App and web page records
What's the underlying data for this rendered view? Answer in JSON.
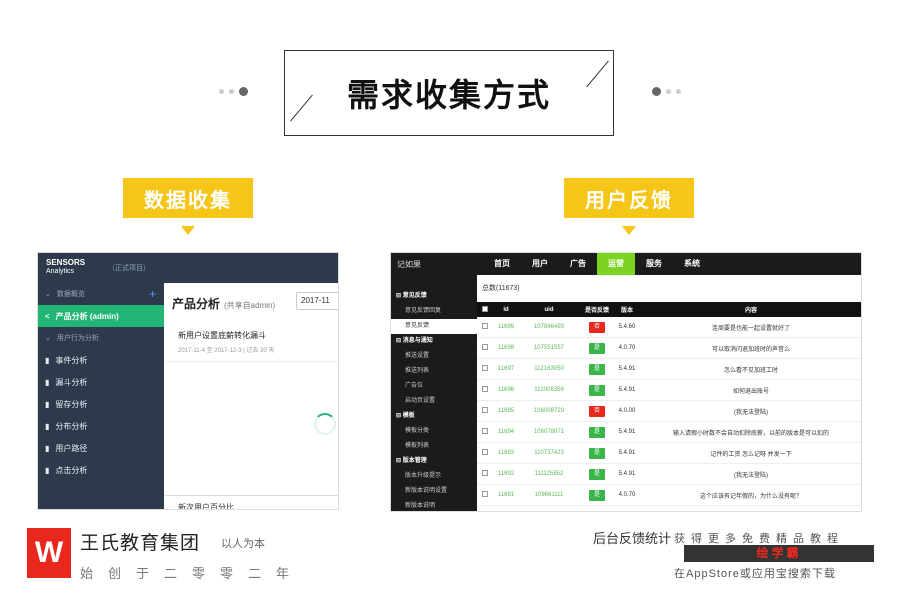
{
  "title": "需求收集方式",
  "tags": {
    "left": "数据收集",
    "right": "用户反馈"
  },
  "left_shot": {
    "logo_line1": "SENSORS",
    "logo_line2": "Analytics",
    "project": "（正式项目）",
    "sidebar": [
      {
        "label": "数据概览",
        "type": "section",
        "plus": "+"
      },
      {
        "label": "产品分析 (admin)",
        "type": "active"
      },
      {
        "label": "用户行为分析",
        "type": "section"
      },
      {
        "label": "事件分析",
        "type": "item"
      },
      {
        "label": "漏斗分析",
        "type": "item"
      },
      {
        "label": "留存分析",
        "type": "item"
      },
      {
        "label": "分布分析",
        "type": "item"
      },
      {
        "label": "用户路径",
        "type": "item"
      },
      {
        "label": "点击分析",
        "type": "item"
      }
    ],
    "heading": "产品分析",
    "heading_sub": "(共享自admin)",
    "date": "2017-11",
    "card_title": "新用户设置底薪转化漏斗",
    "card_sub": "2017-11-4 至 2017-12-3 | 过去 30 天",
    "footer": "新次用户百分比"
  },
  "right_shot": {
    "brand": "记如果",
    "nav": [
      "首页",
      "用户",
      "广告",
      "运营",
      "服务",
      "系统"
    ],
    "nav_active": 3,
    "sidebar": [
      {
        "label": "意见反馈",
        "type": "sec"
      },
      {
        "label": "意见反馈回复",
        "type": "item"
      },
      {
        "label": "意见反馈",
        "type": "active"
      },
      {
        "label": "消息与通知",
        "type": "sec"
      },
      {
        "label": "推送设置",
        "type": "item"
      },
      {
        "label": "推送列表",
        "type": "item"
      },
      {
        "label": "广告位",
        "type": "item"
      },
      {
        "label": "启动页设置",
        "type": "item"
      },
      {
        "label": "模板",
        "type": "sec"
      },
      {
        "label": "模板分类",
        "type": "item"
      },
      {
        "label": "模板列表",
        "type": "item"
      },
      {
        "label": "版本管理",
        "type": "sec"
      },
      {
        "label": "版本升级提示",
        "type": "item"
      },
      {
        "label": "新版本说明设置",
        "type": "item"
      },
      {
        "label": "新版本说明",
        "type": "item"
      }
    ],
    "count": "总数(11673)",
    "columns": [
      "",
      "id",
      "uid",
      "是否反馈",
      "版本",
      "内容"
    ],
    "rows": [
      {
        "id": "11699",
        "uid": "107846493",
        "flag": "red",
        "flag_text": "否",
        "version": "5.4.60",
        "content": "连周要是也能一起设置就好了"
      },
      {
        "id": "11698",
        "uid": "107551557",
        "flag": "green",
        "flag_text": "是",
        "version": "4.0.70",
        "content": "可以取消闪退加班时的声音么"
      },
      {
        "id": "11697",
        "uid": "112163050",
        "flag": "green",
        "flag_text": "是",
        "version": "5.4.91",
        "content": "怎么看不见加班工时"
      },
      {
        "id": "11696",
        "uid": "112006356",
        "flag": "green",
        "flag_text": "是",
        "version": "5.4.91",
        "content": "如何退出账号"
      },
      {
        "id": "11695",
        "uid": "106008729",
        "flag": "red",
        "flag_text": "否",
        "version": "4.0.00",
        "content": "(我无法登陆)"
      },
      {
        "id": "11694",
        "uid": "106078071",
        "flag": "green",
        "flag_text": "是",
        "version": "5.4.91",
        "content": "输入请假小时数不会自动扣除底薪，以前的版本是可以扣的"
      },
      {
        "id": "11693",
        "uid": "110737423",
        "flag": "green",
        "flag_text": "是",
        "version": "5.4.91",
        "content": "记件的工资 怎么记呀 并发一下"
      },
      {
        "id": "11692",
        "uid": "111125852",
        "flag": "green",
        "flag_text": "是",
        "version": "5.4.91",
        "content": "(我无法登陆)"
      },
      {
        "id": "11691",
        "uid": "109661111",
        "flag": "green",
        "flag_text": "是",
        "version": "4.0.70",
        "content": "这个应该有记年假的，为什么没有呢？"
      }
    ]
  },
  "caption_right": "后台反馈统计",
  "watermark_right": {
    "line1": "获得更多免费精品教程",
    "line2": "绘学霸",
    "line3": "在AppStore或应用宝搜索下载"
  },
  "watermark_left": {
    "logo": "W",
    "line1": "王氏教育集团",
    "line1b": "以人为本",
    "line2": "始创于二零零二年"
  }
}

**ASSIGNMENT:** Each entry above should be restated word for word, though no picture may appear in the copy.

**EXERCISE OUTPUT:**
What's the underlying data for this rendered view? Answer in JSON.
{
  "title": "需求收集方式",
  "tags": {
    "left": "数据收集",
    "right": "用户反馈"
  },
  "left_shot": {
    "logo_line1": "SENSORS",
    "logo_line2": "Analytics",
    "project": "（正式项目）",
    "sidebar": [
      {
        "label": "数据概览",
        "type": "section",
        "plus": "+"
      },
      {
        "label": "产品分析 (admin)",
        "type": "active"
      },
      {
        "label": "用户行为分析",
        "type": "section"
      },
      {
        "label": "事件分析",
        "type": "item"
      },
      {
        "label": "漏斗分析",
        "type": "item"
      },
      {
        "label": "留存分析",
        "type": "item"
      },
      {
        "label": "分布分析",
        "type": "item"
      },
      {
        "label": "用户路径",
        "type": "item"
      },
      {
        "label": "点击分析",
        "type": "item"
      }
    ],
    "heading": "产品分析",
    "heading_sub": "(共享自admin)",
    "date": "2017-11",
    "card_title": "新用户设置底薪转化漏斗",
    "card_sub": "2017-11-4 至 2017-12-3 | 过去 30 天",
    "footer": "新次用户百分比"
  },
  "right_shot": {
    "brand": "记如果",
    "nav": [
      "首页",
      "用户",
      "广告",
      "运营",
      "服务",
      "系统"
    ],
    "nav_active": 3,
    "sidebar": [
      {
        "label": "意见反馈",
        "type": "sec"
      },
      {
        "label": "意见反馈回复",
        "type": "item"
      },
      {
        "label": "意见反馈",
        "type": "active"
      },
      {
        "label": "消息与通知",
        "type": "sec"
      },
      {
        "label": "推送设置",
        "type": "item"
      },
      {
        "label": "推送列表",
        "type": "item"
      },
      {
        "label": "广告位",
        "type": "item"
      },
      {
        "label": "启动页设置",
        "type": "item"
      },
      {
        "label": "模板",
        "type": "sec"
      },
      {
        "label": "模板分类",
        "type": "item"
      },
      {
        "label": "模板列表",
        "type": "item"
      },
      {
        "label": "版本管理",
        "type": "sec"
      },
      {
        "label": "版本升级提示",
        "type": "item"
      },
      {
        "label": "新版本说明设置",
        "type": "item"
      },
      {
        "label": "新版本说明",
        "type": "item"
      }
    ],
    "count": "总数(11673)",
    "columns": [
      "",
      "id",
      "uid",
      "是否反馈",
      "版本",
      "内容"
    ],
    "rows": [
      {
        "id": "11699",
        "uid": "107846493",
        "flag": "red",
        "flag_text": "否",
        "version": "5.4.60",
        "content": "连周要是也能一起设置就好了"
      },
      {
        "id": "11698",
        "uid": "107551557",
        "flag": "green",
        "flag_text": "是",
        "version": "4.0.70",
        "content": "可以取消闪退加班时的声音么"
      },
      {
        "id": "11697",
        "uid": "112163050",
        "flag": "green",
        "flag_text": "是",
        "version": "5.4.91",
        "content": "怎么看不见加班工时"
      },
      {
        "id": "11696",
        "uid": "112006356",
        "flag": "green",
        "flag_text": "是",
        "version": "5.4.91",
        "content": "如何退出账号"
      },
      {
        "id": "11695",
        "uid": "106008729",
        "flag": "red",
        "flag_text": "否",
        "version": "4.0.00",
        "content": "(我无法登陆)"
      },
      {
        "id": "11694",
        "uid": "106078071",
        "flag": "green",
        "flag_text": "是",
        "version": "5.4.91",
        "content": "输入请假小时数不会自动扣除底薪，以前的版本是可以扣的"
      },
      {
        "id": "11693",
        "uid": "110737423",
        "flag": "green",
        "flag_text": "是",
        "version": "5.4.91",
        "content": "记件的工资 怎么记呀 并发一下"
      },
      {
        "id": "11692",
        "uid": "111125852",
        "flag": "green",
        "flag_text": "是",
        "version": "5.4.91",
        "content": "(我无法登陆)"
      },
      {
        "id": "11691",
        "uid": "109661111",
        "flag": "green",
        "flag_text": "是",
        "version": "4.0.70",
        "content": "这个应该有记年假的，为什么没有呢？"
      }
    ]
  },
  "caption_right": "后台反馈统计",
  "watermark_right": {
    "line1": "获得更多免费精品教程",
    "line2": "绘学霸",
    "line3": "在AppStore或应用宝搜索下载"
  },
  "watermark_left": {
    "logo": "W",
    "line1": "王氏教育集团",
    "line1b": "以人为本",
    "line2": "始创于二零零二年"
  }
}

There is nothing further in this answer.